As countries, cities and states begin to ease lockdown restrictions, this checklist for opening restrictions can help jumpstart your reopening. You and your employees have been quarantined in your homes for the past few days weeks months, and now authorities are looking to lift restrictions and open up. You may be thinking, “We’ll be back soon, and I can get out of this house!” The problem is, if you just pick up and go, and don’t prepare for having people back in the workplace, you may run into issues that could have been easily avoided. Now is the time to prepare.
This checklist is not meant to be an exhaustive list, but it can help provide guidance as you look to reopen. It’s organized into four sections: People, Workplace, Technology, and Your Customers. Everyone’s situation is unique, but evaluating your plan with these components in mind can help you get organized and anticipate obstacles
Keep in mind that your team may be nervous about returning to the workplace. If you prepare properly, you can alleviate many concerns for your employees, enabling them to focus on the work, not on the global health crisis. You and your employees should expect that returning to the workplace will not be the same as it was prior to COVID-19. The new normal is, and will be different for the foreseeable future.
- Create a “Return to the Workplace” taskforce, or point person. Depending on the size of your business, consider appointing someone, or an entire team, to lead the efforts of assessing and optimizing your establishment for return. They will also help communicate changes and updates to employees.
- Over communicate to your staff about returning to the workplace. Make sure they understand what precautions you have taken, and assure them they can return safely.
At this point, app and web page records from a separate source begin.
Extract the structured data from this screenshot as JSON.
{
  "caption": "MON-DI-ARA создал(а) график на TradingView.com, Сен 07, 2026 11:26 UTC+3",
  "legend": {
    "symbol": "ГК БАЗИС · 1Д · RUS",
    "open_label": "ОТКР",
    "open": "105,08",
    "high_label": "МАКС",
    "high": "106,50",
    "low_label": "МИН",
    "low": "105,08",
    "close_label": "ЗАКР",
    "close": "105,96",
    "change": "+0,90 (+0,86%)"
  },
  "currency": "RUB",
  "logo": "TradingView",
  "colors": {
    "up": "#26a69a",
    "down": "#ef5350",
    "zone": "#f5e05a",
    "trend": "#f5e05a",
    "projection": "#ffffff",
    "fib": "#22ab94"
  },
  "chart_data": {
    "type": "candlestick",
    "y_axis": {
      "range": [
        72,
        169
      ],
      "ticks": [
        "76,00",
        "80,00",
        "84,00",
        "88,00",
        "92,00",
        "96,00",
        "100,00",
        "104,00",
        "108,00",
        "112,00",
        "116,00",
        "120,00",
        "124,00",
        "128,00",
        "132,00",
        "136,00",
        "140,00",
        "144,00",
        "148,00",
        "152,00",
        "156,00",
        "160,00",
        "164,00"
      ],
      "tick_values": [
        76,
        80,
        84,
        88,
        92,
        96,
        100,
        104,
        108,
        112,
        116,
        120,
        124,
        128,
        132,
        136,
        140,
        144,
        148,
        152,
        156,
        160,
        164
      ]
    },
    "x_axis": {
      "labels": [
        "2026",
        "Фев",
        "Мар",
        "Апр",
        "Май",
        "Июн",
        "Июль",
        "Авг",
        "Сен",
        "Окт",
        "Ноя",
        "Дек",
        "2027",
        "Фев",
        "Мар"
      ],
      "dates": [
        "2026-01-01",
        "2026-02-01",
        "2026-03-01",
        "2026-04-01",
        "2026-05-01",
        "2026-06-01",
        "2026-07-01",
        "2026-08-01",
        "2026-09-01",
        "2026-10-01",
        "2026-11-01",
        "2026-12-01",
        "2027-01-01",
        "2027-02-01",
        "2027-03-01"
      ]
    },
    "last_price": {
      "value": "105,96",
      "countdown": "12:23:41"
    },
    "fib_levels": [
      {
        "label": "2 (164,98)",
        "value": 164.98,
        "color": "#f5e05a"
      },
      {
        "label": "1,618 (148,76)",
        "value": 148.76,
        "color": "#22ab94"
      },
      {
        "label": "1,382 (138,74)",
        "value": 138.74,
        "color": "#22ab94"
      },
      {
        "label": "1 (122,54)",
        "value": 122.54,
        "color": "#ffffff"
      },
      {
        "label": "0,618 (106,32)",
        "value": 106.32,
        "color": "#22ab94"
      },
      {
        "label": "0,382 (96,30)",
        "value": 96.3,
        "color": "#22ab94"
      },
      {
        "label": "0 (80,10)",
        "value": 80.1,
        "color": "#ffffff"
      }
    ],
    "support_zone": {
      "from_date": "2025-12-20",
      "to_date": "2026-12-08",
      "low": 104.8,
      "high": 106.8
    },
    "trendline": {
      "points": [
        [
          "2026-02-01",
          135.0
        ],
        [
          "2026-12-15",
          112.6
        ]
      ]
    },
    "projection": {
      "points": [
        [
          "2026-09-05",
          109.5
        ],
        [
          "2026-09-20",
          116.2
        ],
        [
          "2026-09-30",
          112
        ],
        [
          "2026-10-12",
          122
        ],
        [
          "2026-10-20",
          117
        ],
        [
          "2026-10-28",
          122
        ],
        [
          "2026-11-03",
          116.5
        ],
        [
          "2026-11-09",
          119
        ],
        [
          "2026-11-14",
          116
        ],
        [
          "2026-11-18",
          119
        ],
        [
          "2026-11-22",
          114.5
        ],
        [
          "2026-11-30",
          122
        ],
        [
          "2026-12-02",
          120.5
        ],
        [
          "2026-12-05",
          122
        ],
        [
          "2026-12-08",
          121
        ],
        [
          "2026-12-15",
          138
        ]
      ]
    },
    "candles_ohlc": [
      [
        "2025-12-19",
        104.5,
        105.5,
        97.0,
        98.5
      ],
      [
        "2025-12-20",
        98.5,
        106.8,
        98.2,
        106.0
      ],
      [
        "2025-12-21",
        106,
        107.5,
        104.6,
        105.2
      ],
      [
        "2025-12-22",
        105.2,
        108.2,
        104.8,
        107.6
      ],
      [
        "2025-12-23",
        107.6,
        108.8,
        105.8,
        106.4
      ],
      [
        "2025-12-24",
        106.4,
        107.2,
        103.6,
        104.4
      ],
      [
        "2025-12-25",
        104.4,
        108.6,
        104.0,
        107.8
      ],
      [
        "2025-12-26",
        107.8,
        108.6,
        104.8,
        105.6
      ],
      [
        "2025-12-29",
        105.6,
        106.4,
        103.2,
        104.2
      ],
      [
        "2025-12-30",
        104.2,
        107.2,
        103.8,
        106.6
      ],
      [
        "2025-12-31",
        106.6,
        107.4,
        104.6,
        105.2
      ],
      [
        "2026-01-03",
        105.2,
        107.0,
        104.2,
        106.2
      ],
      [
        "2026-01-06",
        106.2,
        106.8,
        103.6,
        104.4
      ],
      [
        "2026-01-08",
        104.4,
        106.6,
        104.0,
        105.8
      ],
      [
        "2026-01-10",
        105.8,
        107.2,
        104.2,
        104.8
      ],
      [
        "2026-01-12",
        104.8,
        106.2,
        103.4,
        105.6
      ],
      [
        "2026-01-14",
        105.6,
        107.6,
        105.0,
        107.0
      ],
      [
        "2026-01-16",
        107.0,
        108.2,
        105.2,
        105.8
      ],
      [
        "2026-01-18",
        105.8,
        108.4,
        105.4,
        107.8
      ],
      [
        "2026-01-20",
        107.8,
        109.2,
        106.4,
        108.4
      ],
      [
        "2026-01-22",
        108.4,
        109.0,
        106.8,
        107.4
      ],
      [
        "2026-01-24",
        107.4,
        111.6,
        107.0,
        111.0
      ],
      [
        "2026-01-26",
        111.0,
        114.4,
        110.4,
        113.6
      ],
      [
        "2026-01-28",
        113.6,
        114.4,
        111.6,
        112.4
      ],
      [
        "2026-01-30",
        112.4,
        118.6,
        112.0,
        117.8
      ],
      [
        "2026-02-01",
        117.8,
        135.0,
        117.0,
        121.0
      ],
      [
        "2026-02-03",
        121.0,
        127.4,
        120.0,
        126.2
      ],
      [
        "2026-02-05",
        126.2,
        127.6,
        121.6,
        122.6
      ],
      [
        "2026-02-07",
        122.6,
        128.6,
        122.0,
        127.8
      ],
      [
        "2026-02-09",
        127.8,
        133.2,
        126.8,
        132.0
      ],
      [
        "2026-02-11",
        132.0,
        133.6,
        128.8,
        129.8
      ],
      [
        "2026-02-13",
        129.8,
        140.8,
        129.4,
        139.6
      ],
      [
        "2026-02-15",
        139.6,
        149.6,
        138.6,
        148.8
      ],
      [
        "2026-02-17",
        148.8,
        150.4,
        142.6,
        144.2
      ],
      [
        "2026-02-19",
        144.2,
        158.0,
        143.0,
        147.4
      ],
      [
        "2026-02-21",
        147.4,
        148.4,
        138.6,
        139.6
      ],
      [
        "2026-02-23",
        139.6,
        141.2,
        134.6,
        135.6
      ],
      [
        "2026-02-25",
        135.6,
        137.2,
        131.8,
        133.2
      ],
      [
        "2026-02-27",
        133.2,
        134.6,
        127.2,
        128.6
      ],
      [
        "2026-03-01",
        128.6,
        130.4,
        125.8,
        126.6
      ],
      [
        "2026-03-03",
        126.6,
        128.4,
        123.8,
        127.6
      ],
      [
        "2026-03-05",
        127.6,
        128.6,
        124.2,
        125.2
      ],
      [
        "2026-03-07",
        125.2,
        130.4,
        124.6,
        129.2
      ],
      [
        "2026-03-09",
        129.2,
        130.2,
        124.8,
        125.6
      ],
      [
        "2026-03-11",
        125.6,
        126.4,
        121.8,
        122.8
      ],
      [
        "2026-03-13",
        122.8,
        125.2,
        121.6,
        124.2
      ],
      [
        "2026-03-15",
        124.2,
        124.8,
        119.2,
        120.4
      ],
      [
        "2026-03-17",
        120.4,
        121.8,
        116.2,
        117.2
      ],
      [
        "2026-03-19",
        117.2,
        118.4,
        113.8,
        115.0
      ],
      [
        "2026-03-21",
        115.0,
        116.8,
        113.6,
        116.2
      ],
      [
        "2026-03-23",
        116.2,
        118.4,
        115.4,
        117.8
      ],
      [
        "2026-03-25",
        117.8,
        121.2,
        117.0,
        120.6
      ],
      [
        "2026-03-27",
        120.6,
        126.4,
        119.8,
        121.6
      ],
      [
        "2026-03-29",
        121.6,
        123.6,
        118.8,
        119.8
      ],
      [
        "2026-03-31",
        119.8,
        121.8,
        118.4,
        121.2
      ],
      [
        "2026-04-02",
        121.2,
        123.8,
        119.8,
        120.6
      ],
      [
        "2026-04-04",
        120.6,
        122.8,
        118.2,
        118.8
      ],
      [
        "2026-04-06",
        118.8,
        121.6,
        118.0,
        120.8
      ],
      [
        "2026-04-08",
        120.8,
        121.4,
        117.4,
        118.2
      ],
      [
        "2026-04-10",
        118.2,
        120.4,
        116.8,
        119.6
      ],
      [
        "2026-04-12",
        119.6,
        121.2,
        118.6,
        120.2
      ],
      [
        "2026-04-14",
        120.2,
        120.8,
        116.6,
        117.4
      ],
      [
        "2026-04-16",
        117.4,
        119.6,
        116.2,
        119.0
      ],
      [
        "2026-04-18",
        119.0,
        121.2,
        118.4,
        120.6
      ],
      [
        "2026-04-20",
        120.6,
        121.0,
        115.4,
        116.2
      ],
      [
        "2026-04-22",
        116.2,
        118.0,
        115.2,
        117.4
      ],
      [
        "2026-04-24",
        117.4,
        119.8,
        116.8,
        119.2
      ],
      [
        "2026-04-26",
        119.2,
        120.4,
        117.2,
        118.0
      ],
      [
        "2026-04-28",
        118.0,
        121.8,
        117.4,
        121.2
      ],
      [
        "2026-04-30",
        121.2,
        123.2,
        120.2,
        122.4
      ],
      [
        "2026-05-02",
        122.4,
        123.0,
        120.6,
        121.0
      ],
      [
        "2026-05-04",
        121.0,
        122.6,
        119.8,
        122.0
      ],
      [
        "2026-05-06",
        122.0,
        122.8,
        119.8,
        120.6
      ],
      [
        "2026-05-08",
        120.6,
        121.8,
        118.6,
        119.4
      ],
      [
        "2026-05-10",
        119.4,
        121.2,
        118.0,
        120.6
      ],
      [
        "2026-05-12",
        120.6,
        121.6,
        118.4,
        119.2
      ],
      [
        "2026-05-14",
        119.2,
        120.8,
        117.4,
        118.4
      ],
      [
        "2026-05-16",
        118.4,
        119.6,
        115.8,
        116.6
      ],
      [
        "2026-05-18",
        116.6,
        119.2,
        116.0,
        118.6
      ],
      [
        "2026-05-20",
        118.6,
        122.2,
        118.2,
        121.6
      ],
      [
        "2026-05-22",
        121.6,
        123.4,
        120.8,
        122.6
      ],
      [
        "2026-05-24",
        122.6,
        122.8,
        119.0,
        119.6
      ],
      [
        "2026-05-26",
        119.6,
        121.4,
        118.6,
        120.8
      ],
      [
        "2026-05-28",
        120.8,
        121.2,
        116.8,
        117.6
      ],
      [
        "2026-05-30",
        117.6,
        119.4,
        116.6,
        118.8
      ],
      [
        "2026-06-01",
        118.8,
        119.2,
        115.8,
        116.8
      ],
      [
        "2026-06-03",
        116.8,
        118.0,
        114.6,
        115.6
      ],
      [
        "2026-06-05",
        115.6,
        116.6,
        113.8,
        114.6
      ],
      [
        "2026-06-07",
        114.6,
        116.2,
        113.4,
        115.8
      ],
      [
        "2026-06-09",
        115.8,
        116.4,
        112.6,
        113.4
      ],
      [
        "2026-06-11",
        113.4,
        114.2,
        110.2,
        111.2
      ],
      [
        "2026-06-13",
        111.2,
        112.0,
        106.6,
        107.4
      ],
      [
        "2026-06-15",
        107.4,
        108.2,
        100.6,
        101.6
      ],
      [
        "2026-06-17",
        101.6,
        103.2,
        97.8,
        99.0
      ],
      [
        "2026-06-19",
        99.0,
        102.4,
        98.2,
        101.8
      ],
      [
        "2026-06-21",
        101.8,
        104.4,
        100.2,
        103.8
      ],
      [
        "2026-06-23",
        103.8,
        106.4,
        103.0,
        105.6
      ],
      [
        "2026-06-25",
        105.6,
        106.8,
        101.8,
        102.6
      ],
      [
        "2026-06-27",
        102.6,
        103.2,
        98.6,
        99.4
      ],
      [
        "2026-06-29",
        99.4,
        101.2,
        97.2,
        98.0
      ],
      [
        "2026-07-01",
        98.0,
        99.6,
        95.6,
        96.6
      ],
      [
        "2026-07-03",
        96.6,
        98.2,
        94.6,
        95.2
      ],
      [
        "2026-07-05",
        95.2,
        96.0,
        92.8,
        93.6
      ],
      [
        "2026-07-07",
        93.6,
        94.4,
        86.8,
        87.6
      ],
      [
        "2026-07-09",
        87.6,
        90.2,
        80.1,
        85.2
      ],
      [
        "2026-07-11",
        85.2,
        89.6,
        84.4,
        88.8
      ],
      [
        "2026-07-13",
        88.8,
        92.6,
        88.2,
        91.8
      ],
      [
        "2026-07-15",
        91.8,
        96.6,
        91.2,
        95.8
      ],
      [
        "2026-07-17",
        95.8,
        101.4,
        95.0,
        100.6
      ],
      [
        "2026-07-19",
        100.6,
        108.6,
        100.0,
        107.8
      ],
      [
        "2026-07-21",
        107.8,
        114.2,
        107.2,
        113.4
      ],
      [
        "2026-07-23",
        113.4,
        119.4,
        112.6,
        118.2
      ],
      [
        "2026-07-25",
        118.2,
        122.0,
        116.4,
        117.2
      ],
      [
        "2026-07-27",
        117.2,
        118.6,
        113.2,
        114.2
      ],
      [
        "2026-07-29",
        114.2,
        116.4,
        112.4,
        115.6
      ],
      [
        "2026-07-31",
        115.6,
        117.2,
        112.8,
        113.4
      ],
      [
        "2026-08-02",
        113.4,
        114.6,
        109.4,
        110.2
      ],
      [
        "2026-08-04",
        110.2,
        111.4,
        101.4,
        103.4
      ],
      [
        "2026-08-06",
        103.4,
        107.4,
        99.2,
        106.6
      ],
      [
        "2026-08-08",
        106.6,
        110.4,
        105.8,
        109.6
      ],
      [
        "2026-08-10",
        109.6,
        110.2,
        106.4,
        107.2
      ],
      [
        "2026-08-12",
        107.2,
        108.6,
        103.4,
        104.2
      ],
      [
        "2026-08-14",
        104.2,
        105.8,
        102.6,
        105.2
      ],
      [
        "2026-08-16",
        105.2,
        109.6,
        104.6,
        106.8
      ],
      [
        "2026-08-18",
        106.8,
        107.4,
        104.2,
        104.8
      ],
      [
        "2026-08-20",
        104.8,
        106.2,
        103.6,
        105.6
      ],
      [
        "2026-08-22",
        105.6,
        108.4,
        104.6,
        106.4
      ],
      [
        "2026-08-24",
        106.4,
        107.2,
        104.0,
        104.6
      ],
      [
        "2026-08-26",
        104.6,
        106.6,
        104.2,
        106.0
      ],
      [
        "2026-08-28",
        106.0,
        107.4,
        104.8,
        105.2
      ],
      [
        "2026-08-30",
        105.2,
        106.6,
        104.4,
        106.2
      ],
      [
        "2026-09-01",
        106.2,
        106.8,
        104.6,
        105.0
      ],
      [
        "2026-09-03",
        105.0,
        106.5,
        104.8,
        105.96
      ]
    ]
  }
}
- Create a “Return to the Workplace” schedule. Your goal is to manage how many people are arriving and working in your establishment throughout the day and week. Consider developing a profile that assesses each employee based on their need to physically be there, potential COVID-19 exposure, commute methods (do they take public transportation?), and other considerations (such as childcare, for example). Use the profile to build out your priority list for those who are first to return.
- Establish an ongoing Work From Home (WFH) policy This will help to ensure the workplace isn’t overly crowded. It will also enable those employees who are concerned about returning to “take it slow,” will help you establish safe, socially distanced working
arrangements, and will support your employees with children at home due to school cancellations.
- Review and update your policies. Look at sick leave, vacation time, travel policies, etc., and determine if you should make any changes or updates based on COVID-19.
- Encourage appropriate safety practices in your office. Practices include frequent hand washing, use of hand sanitizers, eliminating high-touch areas, and wiping down common spaces.
- Tell employees to stay home if they, or someone they live with feels sick or exhibits any known COVID-19 symptoms. This may seem obvious, but it needs to be explained to your employees.
- Encourage your employees to “ease in”, as people may be stressed and tired when they return to the workplace. Expect that your employees will need time to acclimate. Working at home is very different than working in an establishment. Encourage frequent breaks, and expect that people will need to adjust.
- Check with local health officials about health screening recommendations.
You may want to consider a daily health screening procedure, such as temperature checks, but make sure you reach out to your legal representative for guidance before you deploy any new procedure.
- Establish an open line of communication with your employees. Create a cadenced stream of communication with your employees and ensure they understand the channels available to them should they have questions, comments, or concerns.